July 12, 2017 @ 6:00 pm - 8:00 pm UTC+0
The biggest R conference, useR!, is coming up! 4 days packed with tutorials and talks – but don’t despair if you can’t make it:
Charlotte Wickham is visiting us! She will be giving a condensed version of her useR! tutorial on the purrr package for solving iteration problems.
Charlotte is a part-time Assistant Professor of Statistics at Oregon State University, specialist in R training and course developer for Data Camp. Her DataCamp courses are Writing functions in R – with her brother, Hadley Wickham – and Working with Geospatial Data in R.
Please see below for more details on the (standard) purrr tutorial including pre-requisites (hint: beginner/intermediate level and please install some packages beforehand as there is no public wifi):
Note: This a place holder- registration is only through Eventbrite: https://www.eventbrite.co.uk/e/tutorial-solving-iteration-problems-with-purrr-tickets-35443224639
Code with a lot of duplication is harder to understand, troubleshoot and maintain. The goal of this tutorial is help you remove duplication in your code by using functions that write `for` loops for you.

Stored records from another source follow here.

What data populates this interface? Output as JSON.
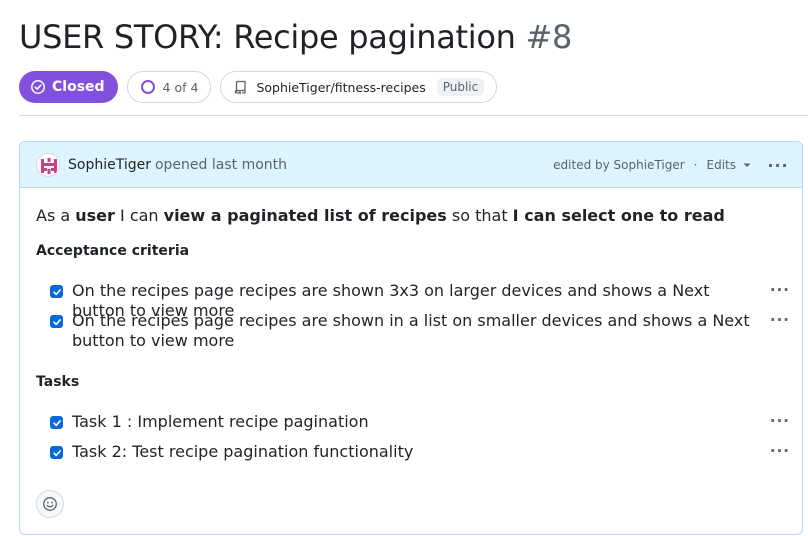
{
  "issue": {
    "title_text": "USER STORY: Recipe pagination",
    "number": "#8",
    "state_label": "Closed",
    "tasks_progress": "4 of 4",
    "repo": "SophieTiger/fitness-recipes",
    "visibility": "Public"
  },
  "comment": {
    "author": "SophieTiger",
    "opened_text": "opened last month",
    "edited_text": "edited by SophieTiger",
    "edits_label": "Edits",
    "story": {
      "p1": "As a ",
      "b1": "user",
      "p2": " I can ",
      "b2": "view a paginated list of recipes",
      "p3": " so that ",
      "b3": "I can select one to read"
    },
    "acceptance_heading": "Acceptance criteria",
    "acceptance_items": [
      {
        "text": "On the recipes page recipes are shown 3x3 on larger devices and shows a Next button to view more",
        "checked": true
      },
      {
        "text": "On the recipes page recipes are shown in a list on smaller devices and shows a Next button to view more",
        "checked": true
      }
    ],
    "tasks_heading": "Tasks",
    "task_items": [
      {
        "text": "Task 1 : Implement recipe pagination",
        "checked": true
      },
      {
        "text": "Task 2: Test recipe pagination functionality",
        "checked": true
      }
    ]
  },
  "colors": {
    "closed_purple": "#8250df",
    "header_blue": "#ddf4ff",
    "checkbox_blue": "#0969da"
  },
  "icons": [
    "issue-closed-icon",
    "progress-ring-icon",
    "repo-icon",
    "kebab-icon",
    "caret-down-icon",
    "checkbox-checked-icon",
    "smiley-icon",
    "identicon-avatar"
  ]
}
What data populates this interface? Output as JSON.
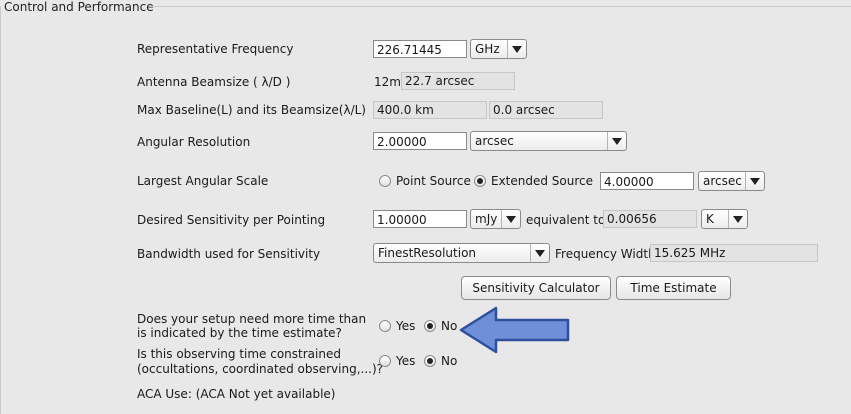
{
  "panel": {
    "title": "Control and Performance"
  },
  "rows": {
    "freq": {
      "label": "Representative Frequency",
      "value": "226.71445",
      "unit": "GHz"
    },
    "beam": {
      "label": "Antenna Beamsize ( λ/D )",
      "prefix": "12m",
      "value": "22.7 arcsec"
    },
    "baseline": {
      "label": "Max Baseline(L) and its Beamsize(λ/L)",
      "km": "400.0 km",
      "arcsec": "0.0 arcsec"
    },
    "angres": {
      "label": "Angular Resolution",
      "value": "2.00000",
      "unit": "arcsec"
    },
    "las": {
      "label": "Largest Angular Scale",
      "opt_point": "Point Source",
      "opt_extended": "Extended Source",
      "value": "4.00000",
      "unit": "arcsec"
    },
    "sens": {
      "label": "Desired Sensitivity per Pointing",
      "value": "1.00000",
      "unit": "mJy",
      "equiv_label": "equivalent to",
      "equiv_value": "0.00656",
      "equiv_unit": "K"
    },
    "bw": {
      "label": "Bandwidth used for Sensitivity",
      "value": "FinestResolution",
      "fw_label": "Frequency Width",
      "fw_value": "15.625 MHz"
    }
  },
  "buttons": {
    "sens_calc": "Sensitivity Calculator",
    "time_est": "Time Estimate"
  },
  "q1": {
    "line1": "Does your setup need more time than",
    "line2": "is indicated by the time estimate?",
    "yes": "Yes",
    "no": "No"
  },
  "q2": {
    "line1": "Is this observing time constrained",
    "line2": "(occultations, coordinated observing,...)?",
    "yes": "Yes",
    "no": "No"
  },
  "aca": {
    "label": "ACA Use:",
    "value": "(ACA Not yet available)"
  },
  "colors": {
    "arrow_fill": "#6f8fd8",
    "arrow_stroke": "#2f4f9f"
  },
  "icons": {
    "dropdown": "chevron-down-icon",
    "pointer": "arrow-left-icon"
  }
}
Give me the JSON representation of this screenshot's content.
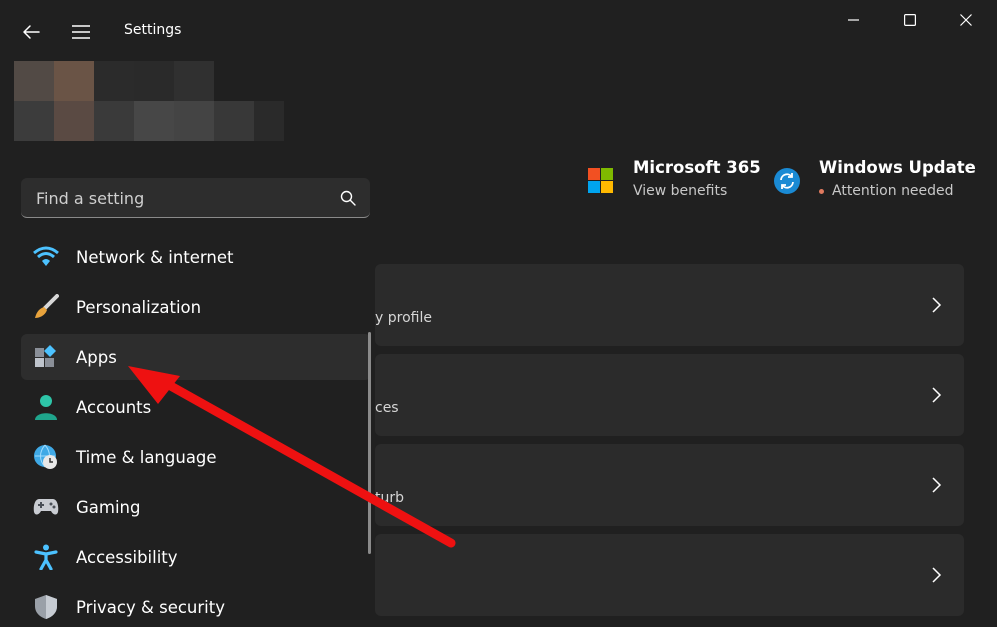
{
  "window": {
    "title": "Settings"
  },
  "search": {
    "placeholder": "Find a setting"
  },
  "nav": {
    "items": [
      {
        "label": "Network & internet",
        "icon": "wifi-icon"
      },
      {
        "label": "Personalization",
        "icon": "brush-icon"
      },
      {
        "label": "Apps",
        "icon": "apps-icon",
        "selected": true
      },
      {
        "label": "Accounts",
        "icon": "person-icon"
      },
      {
        "label": "Time & language",
        "icon": "globe-clock-icon"
      },
      {
        "label": "Gaming",
        "icon": "gamepad-icon"
      },
      {
        "label": "Accessibility",
        "icon": "accessibility-icon"
      },
      {
        "label": "Privacy & security",
        "icon": "shield-icon"
      }
    ]
  },
  "promos": {
    "ms365": {
      "title": "Microsoft 365",
      "subtitle": "View benefits",
      "icon": "microsoft-logo-icon"
    },
    "windows_update": {
      "title": "Windows Update",
      "subtitle": "Attention needed",
      "icon": "sync-icon"
    }
  },
  "cards": [
    {
      "subtitle": "y profile"
    },
    {
      "subtitle": "ces"
    },
    {
      "subtitle": "turb"
    },
    {
      "subtitle": ""
    }
  ],
  "colors": {
    "background": "#202020",
    "card": "#2b2b2b",
    "selected": "#2d2d2d",
    "accent": "#0078d4",
    "annotation_arrow": "#ee1111"
  }
}
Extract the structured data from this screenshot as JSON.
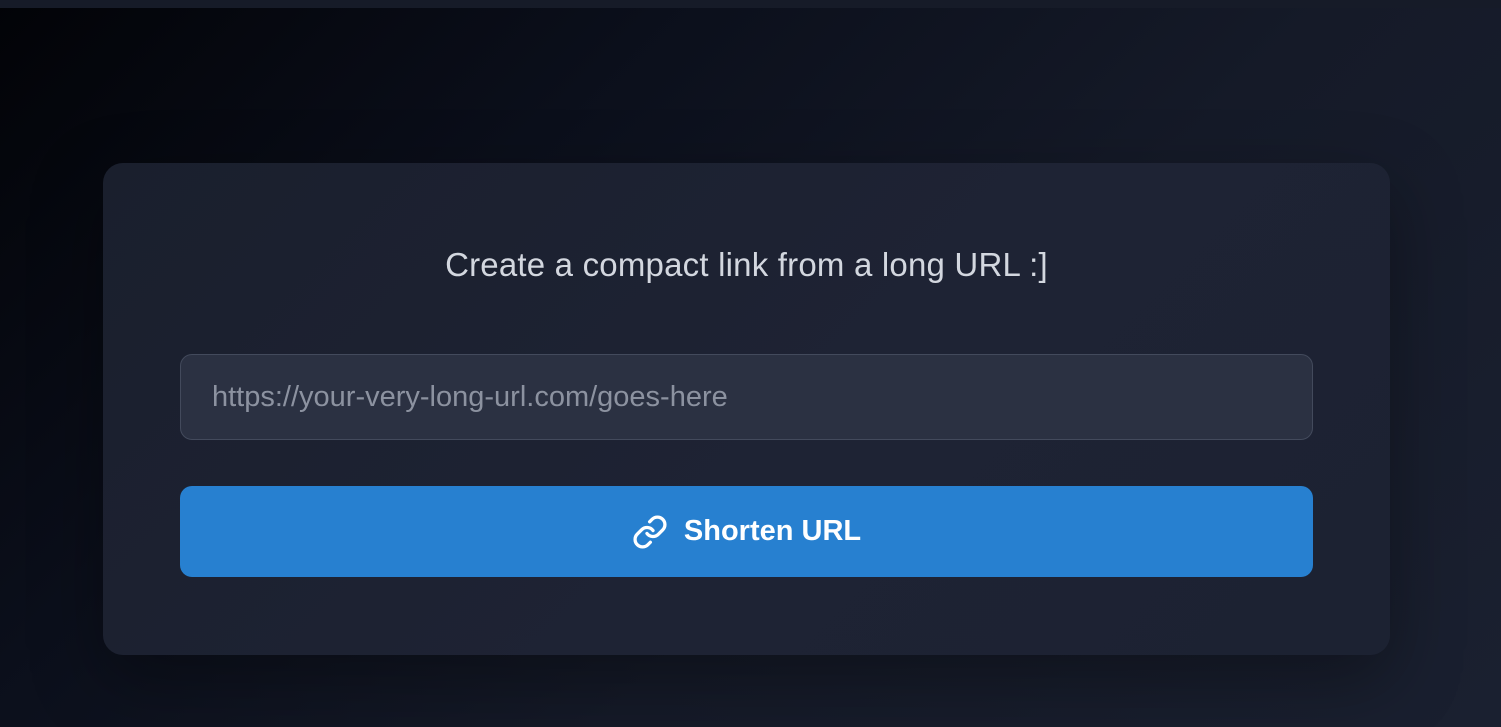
{
  "form": {
    "heading": "Create a compact link from a long URL :]",
    "url_input": {
      "value": "",
      "placeholder": "https://your-very-long-url.com/goes-here"
    },
    "submit_button": {
      "label": "Shorten URL",
      "icon": "link-icon"
    }
  },
  "colors": {
    "accent": "#2780d0",
    "card_background": "#1e2334",
    "input_background": "#2b3142",
    "heading_text": "#d3d7df",
    "placeholder_text": "#8c92a0"
  }
}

You’ll learn to use the functions in the `purrr` package to perform iterative tasks: tasks that look like “for each _____ do _____”.
By the end of the tutorial you’ll be writing code that is more readable and easier to update and you’ll be ready to solve new iteration problems faster and with fewer mistakes.
By the end of the tutorial, you’ll be able to:
• Move from solving a problem on a single element, to iterating that solution over many elements with `map()`.
• Identify when to use the typed variants of `map()`: `map_lgl()`, `map_int()`, `walk()` etc.
• Iterate over two arguments with `map2()`.
• Leverage `purrr` to get list data into tibbles.
• Use `purrr` to work with list columns in tibbles.
Don’t worry if you have never written a `for` loop, used `lapply()`, written your own function or heard of a `tibble`, this tutorial is designed to be accessible to beginners.
That said, you should be familiar with exploring and subsetting the basic data structures in R including lists and data frames.
This is a hands-on tutorial, you’ll need your laptop with R installed, as well as a few packages:
Code of Conduct: We expect all attendees to abide & be governed by our community CoC.